Daniel Boone Amphitheatre/ Horn in the West
Built in 1952 by area college students, Daniel Boone Amphitheater holds 2500 audience members and is best known for its annual showing of "Horn in the West." The work of playwright Kermit Hunter, Horn in the West has been performed each year since the amphitheater was built and is the longest-running performance of its kind. This Revolutionary War drama takes the audience back to life on the frontier along the present-day border between North Carolina and eastern Tennessee. The plot follows the political and cultural history of the area, using the experiences of a family of British loyalists to explore life in the years leading up to the American Revolution, as well as the ways that the war divided families on the frontier.
Backstory and Context

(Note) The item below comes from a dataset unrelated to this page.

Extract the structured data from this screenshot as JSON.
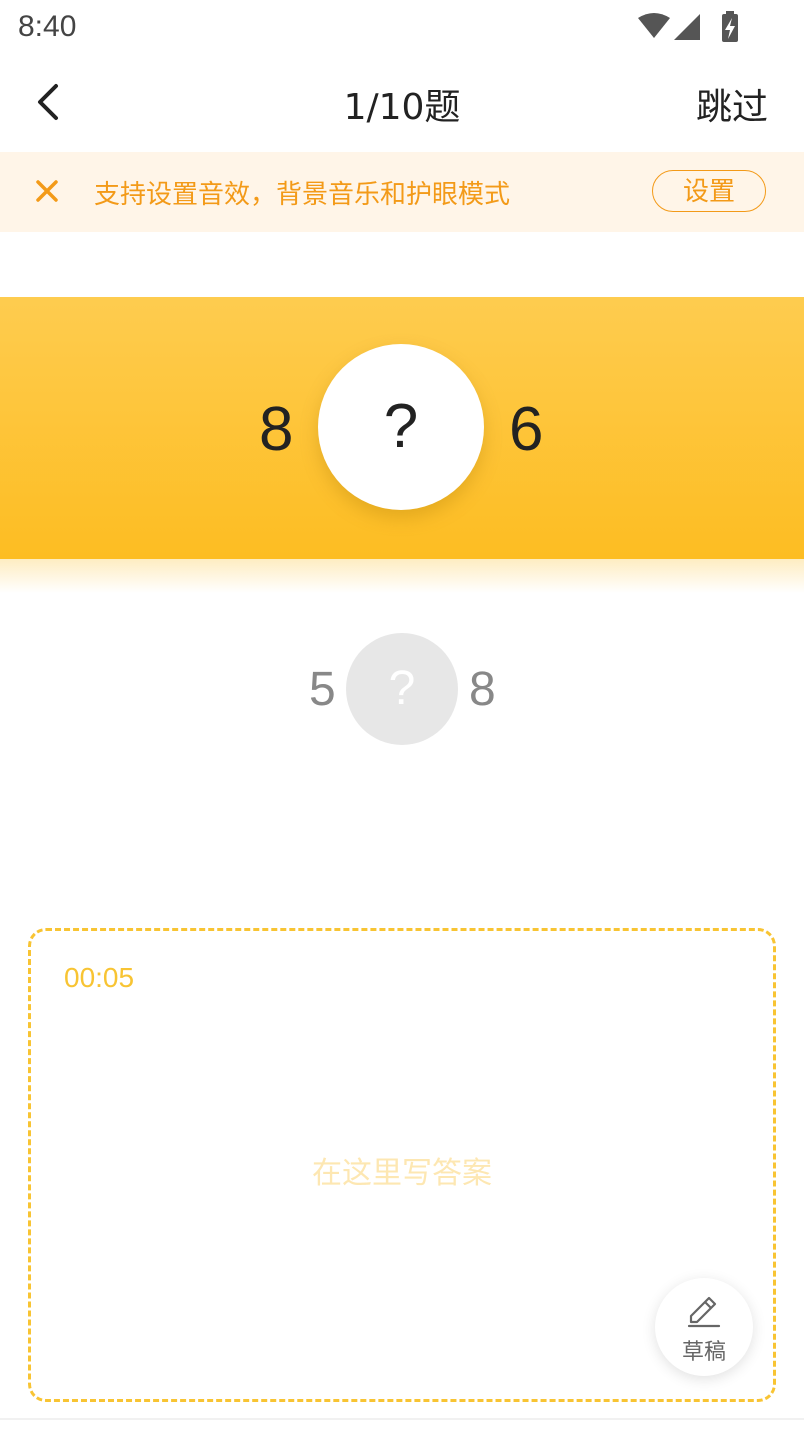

The stage and accompanying background was designed particularly to accommodate Hunter's "Horn in the West," a drama set in the era of the American Revolution that has been viewed by over 1.4 million people since it began in 1952. The designers disturbed the existing vegetation as little as possible during construction and were able to incorporate many native plant species in the landscape design.
Upwards of 1.4 million patrons have watched the production since the show opened in the summer of 1952. The Daniel Boone Amphitheater and surrounding grounds also serve as home to Southern Appalachian Historical Association, Hickory Ridge Homestead Museum, and The Watauga County Farmers Market. The Daniel Boone Native Gardens--a striking array of native Appalachian flora-- is also located on the grounds.